Dataset rows for apps and sites:
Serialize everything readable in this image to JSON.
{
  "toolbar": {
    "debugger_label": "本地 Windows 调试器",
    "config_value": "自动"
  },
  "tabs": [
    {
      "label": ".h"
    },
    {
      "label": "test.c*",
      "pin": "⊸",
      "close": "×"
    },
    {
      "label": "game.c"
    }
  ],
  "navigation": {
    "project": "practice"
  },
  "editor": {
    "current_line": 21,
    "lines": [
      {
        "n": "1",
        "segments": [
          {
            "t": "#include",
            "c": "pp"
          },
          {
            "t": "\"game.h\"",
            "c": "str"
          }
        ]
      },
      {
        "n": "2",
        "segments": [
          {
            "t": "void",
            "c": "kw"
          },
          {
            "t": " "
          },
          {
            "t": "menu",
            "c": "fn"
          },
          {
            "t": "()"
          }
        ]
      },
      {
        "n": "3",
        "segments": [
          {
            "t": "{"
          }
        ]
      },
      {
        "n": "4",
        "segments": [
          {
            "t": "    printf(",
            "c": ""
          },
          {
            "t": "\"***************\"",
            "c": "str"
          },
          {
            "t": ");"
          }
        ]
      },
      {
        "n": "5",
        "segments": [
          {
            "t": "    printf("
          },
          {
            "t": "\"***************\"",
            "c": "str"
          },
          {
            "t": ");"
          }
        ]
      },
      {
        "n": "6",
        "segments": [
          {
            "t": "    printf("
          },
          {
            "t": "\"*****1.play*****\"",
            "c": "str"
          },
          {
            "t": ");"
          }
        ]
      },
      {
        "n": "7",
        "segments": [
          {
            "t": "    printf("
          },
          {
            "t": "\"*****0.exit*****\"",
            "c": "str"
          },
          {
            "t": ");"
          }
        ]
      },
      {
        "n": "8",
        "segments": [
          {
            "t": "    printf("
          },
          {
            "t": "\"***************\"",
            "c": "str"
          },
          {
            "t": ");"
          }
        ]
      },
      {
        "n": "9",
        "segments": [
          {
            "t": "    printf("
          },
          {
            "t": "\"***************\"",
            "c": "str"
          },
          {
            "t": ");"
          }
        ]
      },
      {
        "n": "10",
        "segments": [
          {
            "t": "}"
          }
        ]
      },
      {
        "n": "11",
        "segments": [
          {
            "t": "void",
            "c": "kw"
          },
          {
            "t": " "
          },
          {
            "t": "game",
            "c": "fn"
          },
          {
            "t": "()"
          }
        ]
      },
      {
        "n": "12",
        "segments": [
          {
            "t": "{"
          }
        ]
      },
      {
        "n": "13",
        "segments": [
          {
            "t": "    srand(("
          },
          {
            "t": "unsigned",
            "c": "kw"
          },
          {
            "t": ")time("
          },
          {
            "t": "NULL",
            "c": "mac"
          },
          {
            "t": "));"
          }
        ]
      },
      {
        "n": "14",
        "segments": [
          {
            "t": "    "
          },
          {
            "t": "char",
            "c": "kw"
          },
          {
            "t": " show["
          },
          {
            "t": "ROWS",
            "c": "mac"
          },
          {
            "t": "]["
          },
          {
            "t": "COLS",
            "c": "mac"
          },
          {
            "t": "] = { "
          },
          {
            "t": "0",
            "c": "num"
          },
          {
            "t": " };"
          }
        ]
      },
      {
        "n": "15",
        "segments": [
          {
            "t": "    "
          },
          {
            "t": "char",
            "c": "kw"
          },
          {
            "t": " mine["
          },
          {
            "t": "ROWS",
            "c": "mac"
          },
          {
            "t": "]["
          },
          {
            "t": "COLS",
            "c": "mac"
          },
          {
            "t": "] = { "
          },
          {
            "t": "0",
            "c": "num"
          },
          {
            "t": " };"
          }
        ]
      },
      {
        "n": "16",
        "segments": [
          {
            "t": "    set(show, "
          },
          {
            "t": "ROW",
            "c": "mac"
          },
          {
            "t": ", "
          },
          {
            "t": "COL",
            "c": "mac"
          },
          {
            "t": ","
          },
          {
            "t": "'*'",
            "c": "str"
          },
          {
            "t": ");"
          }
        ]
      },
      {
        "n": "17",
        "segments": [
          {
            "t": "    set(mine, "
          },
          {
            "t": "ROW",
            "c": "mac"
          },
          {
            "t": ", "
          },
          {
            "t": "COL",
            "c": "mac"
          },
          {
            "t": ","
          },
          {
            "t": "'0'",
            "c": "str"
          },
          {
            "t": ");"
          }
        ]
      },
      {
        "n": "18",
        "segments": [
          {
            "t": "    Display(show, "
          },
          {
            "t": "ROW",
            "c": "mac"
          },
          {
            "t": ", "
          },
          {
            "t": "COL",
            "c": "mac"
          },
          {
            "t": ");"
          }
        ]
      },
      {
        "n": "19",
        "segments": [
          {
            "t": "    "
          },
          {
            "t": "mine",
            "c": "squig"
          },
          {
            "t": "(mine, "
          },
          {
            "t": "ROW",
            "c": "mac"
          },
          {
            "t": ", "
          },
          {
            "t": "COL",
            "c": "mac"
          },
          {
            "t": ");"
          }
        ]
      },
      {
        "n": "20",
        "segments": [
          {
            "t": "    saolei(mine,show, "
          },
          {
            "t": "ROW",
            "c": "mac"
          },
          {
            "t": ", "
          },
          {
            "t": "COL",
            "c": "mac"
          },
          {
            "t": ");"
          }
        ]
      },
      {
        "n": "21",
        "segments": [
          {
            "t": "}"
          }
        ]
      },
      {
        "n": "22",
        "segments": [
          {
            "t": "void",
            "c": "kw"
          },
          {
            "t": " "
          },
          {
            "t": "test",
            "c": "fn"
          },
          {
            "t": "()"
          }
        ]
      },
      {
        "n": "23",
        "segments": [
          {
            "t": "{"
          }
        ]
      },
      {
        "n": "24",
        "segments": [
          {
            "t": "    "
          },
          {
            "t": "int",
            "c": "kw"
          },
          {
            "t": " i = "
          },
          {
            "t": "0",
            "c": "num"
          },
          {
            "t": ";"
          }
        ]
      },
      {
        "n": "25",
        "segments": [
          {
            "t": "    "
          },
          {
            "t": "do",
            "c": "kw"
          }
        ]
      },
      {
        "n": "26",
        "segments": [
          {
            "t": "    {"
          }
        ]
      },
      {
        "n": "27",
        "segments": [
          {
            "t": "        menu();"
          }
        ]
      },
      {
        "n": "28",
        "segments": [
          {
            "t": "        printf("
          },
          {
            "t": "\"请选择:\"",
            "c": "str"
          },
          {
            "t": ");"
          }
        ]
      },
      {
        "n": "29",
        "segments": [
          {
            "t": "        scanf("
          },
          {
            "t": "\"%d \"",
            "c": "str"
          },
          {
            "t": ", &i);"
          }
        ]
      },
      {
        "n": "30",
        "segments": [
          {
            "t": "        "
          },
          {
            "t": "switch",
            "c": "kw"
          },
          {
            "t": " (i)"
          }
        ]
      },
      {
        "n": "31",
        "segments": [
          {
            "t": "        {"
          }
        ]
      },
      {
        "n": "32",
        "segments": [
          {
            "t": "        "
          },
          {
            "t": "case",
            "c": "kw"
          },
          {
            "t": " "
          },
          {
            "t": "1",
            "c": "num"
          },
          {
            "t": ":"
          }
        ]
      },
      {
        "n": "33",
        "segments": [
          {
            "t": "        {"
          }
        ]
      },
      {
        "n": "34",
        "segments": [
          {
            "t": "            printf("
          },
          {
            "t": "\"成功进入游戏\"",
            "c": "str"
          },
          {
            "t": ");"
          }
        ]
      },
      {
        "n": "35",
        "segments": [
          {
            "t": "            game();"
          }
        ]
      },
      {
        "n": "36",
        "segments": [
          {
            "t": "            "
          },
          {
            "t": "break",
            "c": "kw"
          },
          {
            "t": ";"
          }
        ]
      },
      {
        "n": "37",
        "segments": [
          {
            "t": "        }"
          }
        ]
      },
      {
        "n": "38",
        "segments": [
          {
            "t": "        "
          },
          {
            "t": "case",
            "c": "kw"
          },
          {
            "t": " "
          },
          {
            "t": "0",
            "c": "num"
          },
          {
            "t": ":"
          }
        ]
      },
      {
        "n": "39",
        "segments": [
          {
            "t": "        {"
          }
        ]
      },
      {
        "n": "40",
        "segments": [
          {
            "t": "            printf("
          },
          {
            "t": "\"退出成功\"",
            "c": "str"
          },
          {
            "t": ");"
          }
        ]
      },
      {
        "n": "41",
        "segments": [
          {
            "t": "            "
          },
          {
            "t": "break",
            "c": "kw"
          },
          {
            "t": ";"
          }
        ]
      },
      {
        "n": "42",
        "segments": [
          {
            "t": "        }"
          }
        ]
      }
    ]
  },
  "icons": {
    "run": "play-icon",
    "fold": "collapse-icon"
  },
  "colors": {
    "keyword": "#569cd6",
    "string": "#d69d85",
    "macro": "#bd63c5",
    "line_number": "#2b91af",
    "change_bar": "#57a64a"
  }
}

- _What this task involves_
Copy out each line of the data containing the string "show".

- _Response area_
            "t": " show["
            "t": "    set(show, "
            "t": "    Display(show, "
            "t": "    saolei(mine,show, "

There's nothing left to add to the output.